Space Travel for Photons:
In an effort to measure the likeliness of our ability to “transmit untrackable quantum messages,” scientists have sent photons to space and back. Using a satellite to reflect the light particles, ricocheting them back to Earth, scientists have discovered that the quantum traits of the photons remained complete and unchanged, even after a 5,000 kilometer voyage. Researchers hope this discovery will aid in their aspirations to use satellites to transmit cryptic messages.
Sputnik Planum, Pluto’s Beating Heart:
New Horizons, NASA’s mission that studied Pluto last year, has churned out more fascinating data. This time, the information focuses on Sputnik Planum, an area on the surface of the dwarf planet located in its famous “heart” region. Despite the minimum amount of heat generated by Pluto’s core, New Horizons observed geological movement. Specifically, the spacecraft spotted convection, a process that restores surface level ice with raw, unused material. The planet is churning the material quite quickly, creating a “cosmic lava lamp.”
Tabby’s Star on Kickstarter:
The public will use Kickstarter for just about anything these days. Such is the case with Tabetha Boyajian, a Yale University professor, whose team first observed the anomalies surrounding Tabby’s Star. She wants to use a private telescope network, the Las Cumbres Observatory Telescope Network (LCOGT), to continue to study the star, and it’s peculiar, and inconsistent, dips of light. Let’s help her get there! $100,000 by June 17th...she’s only a third of the way there with 15 days to go...here’s a link to her Kickstarter Page.
Webcams on Mars:
In 2003, a small, low resolution camera, was added to the Mars Express to confirm the separation of its Beagle 2 lander. Shortly afterwards, the low-res webcam was turned off, having served its purpose. Four years later, the camera was turned back on to support educational outreach...and scientists were blown away by the images it was able to capture. With a vantage point, unique only to the webcam and India’s Mars Orbiter Mission, the camera is now getting some upgrades and will soon be considered a “serious scientific instrument.”

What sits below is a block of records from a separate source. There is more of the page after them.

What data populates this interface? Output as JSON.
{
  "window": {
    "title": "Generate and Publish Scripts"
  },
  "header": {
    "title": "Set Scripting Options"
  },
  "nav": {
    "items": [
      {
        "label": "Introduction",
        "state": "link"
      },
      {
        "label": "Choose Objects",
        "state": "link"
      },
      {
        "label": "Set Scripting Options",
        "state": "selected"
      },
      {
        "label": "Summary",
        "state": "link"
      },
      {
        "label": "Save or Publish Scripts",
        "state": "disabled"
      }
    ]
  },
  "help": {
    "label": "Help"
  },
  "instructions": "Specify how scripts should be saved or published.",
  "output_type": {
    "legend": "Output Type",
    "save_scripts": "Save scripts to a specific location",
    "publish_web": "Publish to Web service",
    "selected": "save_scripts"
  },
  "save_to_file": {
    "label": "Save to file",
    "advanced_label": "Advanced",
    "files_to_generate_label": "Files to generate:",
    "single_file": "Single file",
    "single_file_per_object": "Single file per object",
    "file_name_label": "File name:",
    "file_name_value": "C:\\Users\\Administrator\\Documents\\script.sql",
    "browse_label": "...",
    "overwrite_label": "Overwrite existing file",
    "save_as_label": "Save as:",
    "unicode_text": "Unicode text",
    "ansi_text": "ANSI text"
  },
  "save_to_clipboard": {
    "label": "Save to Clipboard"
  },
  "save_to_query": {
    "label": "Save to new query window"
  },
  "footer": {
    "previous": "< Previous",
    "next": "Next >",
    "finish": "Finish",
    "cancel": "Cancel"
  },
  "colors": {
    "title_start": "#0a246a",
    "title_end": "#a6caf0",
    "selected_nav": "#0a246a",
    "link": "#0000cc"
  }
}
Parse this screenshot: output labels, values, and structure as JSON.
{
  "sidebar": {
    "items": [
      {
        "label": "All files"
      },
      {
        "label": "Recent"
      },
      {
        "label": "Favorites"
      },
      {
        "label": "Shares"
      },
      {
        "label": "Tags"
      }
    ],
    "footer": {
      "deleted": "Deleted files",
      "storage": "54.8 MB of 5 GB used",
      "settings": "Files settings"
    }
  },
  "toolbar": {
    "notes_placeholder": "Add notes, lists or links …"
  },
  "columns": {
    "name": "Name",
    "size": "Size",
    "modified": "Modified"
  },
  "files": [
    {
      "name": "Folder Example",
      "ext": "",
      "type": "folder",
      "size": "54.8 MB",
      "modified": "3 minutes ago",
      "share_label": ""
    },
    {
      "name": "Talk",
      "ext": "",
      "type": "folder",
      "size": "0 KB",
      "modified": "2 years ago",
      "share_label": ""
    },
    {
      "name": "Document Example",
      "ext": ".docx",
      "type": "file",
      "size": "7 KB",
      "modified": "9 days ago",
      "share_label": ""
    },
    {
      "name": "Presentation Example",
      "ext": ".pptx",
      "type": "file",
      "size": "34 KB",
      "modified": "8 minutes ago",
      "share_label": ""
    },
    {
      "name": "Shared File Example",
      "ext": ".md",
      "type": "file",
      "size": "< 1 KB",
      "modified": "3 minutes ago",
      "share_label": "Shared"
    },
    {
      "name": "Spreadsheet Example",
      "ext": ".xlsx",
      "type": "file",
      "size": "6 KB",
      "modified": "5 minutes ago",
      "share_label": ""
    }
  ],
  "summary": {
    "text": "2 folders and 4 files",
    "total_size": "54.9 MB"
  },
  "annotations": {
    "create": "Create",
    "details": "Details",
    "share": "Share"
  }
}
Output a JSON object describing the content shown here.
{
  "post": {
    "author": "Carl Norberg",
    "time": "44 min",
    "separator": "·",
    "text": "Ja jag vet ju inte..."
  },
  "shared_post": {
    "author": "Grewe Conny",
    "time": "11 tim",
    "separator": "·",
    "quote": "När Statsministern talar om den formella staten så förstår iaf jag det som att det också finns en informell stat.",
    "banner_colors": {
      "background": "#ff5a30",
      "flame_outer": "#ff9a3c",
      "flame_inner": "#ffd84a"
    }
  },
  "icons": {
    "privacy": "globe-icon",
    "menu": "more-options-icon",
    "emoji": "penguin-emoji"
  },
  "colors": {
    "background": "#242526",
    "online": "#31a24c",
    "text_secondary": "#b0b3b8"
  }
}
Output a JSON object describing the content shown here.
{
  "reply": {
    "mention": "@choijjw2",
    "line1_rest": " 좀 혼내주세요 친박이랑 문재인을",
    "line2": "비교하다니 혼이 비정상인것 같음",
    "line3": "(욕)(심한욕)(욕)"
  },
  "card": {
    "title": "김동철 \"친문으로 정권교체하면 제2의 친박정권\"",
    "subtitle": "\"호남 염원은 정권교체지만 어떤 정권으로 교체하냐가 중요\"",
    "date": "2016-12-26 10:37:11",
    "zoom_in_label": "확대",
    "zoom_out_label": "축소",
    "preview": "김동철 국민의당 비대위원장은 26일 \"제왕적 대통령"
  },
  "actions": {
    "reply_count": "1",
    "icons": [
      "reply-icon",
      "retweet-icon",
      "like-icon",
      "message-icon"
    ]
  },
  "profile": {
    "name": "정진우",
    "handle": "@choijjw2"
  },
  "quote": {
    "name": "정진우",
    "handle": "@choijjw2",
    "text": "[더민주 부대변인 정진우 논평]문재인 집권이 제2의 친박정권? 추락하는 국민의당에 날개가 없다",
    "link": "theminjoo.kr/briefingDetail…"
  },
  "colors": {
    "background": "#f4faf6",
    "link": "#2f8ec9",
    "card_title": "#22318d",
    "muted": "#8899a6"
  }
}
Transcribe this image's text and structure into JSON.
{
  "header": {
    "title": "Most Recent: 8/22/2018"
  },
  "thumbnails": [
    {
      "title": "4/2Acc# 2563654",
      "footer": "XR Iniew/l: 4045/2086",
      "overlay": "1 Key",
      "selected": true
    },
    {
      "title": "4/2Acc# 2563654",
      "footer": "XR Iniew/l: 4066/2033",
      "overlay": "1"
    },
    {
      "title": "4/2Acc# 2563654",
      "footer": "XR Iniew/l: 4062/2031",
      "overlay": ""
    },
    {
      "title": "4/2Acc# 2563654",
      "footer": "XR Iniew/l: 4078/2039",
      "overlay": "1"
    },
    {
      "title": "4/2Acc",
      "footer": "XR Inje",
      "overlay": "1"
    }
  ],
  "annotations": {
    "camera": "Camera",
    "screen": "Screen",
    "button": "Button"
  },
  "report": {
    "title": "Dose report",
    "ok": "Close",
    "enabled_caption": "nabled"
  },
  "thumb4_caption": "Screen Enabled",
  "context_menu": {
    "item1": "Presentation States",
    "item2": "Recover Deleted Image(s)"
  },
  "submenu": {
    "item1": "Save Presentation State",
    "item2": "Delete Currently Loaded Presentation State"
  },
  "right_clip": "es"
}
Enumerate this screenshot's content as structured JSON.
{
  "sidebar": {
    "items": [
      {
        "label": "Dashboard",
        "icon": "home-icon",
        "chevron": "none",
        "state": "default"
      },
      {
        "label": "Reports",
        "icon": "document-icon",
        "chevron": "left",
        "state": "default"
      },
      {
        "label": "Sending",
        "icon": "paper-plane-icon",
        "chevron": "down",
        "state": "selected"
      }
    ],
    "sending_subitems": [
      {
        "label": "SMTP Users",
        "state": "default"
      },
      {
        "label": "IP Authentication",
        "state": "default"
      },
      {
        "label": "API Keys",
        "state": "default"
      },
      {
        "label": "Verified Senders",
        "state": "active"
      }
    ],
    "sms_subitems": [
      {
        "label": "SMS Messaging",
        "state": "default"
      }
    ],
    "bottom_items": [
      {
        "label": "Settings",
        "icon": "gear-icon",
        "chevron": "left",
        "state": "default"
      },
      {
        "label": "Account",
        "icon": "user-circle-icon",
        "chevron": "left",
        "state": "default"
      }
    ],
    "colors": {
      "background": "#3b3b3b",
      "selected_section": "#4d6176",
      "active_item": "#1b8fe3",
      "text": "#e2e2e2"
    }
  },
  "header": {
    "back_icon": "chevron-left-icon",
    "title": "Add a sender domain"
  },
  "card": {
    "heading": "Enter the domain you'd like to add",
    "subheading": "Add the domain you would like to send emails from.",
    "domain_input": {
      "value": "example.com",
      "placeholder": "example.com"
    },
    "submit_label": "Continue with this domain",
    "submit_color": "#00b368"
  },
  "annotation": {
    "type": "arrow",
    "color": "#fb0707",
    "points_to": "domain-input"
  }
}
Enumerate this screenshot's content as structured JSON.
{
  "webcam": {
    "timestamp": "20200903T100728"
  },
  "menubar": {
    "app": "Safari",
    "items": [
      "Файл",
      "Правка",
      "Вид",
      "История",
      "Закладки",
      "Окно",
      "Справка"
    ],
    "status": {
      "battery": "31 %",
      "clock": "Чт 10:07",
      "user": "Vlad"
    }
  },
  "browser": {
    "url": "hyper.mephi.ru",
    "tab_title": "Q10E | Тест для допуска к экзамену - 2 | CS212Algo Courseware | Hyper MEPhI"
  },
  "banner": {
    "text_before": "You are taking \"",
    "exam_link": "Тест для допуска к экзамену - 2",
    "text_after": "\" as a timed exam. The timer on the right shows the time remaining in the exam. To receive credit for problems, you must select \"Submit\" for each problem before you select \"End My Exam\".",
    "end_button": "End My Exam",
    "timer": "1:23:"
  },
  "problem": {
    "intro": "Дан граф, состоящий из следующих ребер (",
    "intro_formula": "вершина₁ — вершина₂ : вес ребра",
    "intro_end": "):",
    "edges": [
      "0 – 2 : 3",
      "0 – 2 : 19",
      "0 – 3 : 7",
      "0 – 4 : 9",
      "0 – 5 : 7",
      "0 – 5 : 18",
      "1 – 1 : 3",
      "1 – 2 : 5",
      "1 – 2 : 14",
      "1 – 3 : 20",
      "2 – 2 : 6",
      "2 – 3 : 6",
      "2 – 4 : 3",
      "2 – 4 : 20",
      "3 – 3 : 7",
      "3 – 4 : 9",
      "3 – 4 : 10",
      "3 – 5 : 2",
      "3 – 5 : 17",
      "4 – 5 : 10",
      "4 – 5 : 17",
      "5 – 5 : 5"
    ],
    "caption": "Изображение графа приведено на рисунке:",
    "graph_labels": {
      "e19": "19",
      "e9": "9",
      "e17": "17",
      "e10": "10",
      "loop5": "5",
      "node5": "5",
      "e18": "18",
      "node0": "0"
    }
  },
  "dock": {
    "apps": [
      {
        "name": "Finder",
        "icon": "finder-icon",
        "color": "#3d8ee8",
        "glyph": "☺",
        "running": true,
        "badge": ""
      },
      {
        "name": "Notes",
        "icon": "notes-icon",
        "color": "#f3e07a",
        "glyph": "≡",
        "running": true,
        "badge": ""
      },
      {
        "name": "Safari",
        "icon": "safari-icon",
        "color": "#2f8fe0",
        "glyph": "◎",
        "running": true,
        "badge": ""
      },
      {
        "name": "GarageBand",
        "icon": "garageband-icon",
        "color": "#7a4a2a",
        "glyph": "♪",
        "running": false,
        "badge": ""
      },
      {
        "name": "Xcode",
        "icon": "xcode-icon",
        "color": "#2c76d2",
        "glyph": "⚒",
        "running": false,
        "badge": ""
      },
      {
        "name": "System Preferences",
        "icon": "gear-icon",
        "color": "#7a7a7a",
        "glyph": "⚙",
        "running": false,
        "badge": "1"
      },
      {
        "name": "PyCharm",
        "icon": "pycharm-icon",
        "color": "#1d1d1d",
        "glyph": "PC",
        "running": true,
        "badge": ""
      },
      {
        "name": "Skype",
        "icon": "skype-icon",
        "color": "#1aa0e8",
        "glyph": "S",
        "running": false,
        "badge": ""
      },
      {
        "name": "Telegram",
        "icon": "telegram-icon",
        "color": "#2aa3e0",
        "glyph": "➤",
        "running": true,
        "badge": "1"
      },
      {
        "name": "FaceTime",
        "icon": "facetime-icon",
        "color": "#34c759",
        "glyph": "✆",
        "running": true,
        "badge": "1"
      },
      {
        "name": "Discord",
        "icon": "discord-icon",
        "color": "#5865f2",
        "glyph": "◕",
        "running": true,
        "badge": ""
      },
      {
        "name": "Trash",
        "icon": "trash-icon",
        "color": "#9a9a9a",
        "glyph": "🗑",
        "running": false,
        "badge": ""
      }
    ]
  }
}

Why Are These Galaxies So Wasteful?
New research from the Cosmic Origin Spectrograph (COS), an instrument built to study the gas surrounding galaxies, shows that large amounts of heavier elements are being ejected from the galactic center of some galaxies. Oxygen, carbon, and iron, are discharged as far as a million light years away, a process that can take up to 10 millions years to complete. Releasing these elements is indeed wasteful, as it prohibits future planet and star formation.
Sources: Science News, Wired, Astronomy Magazine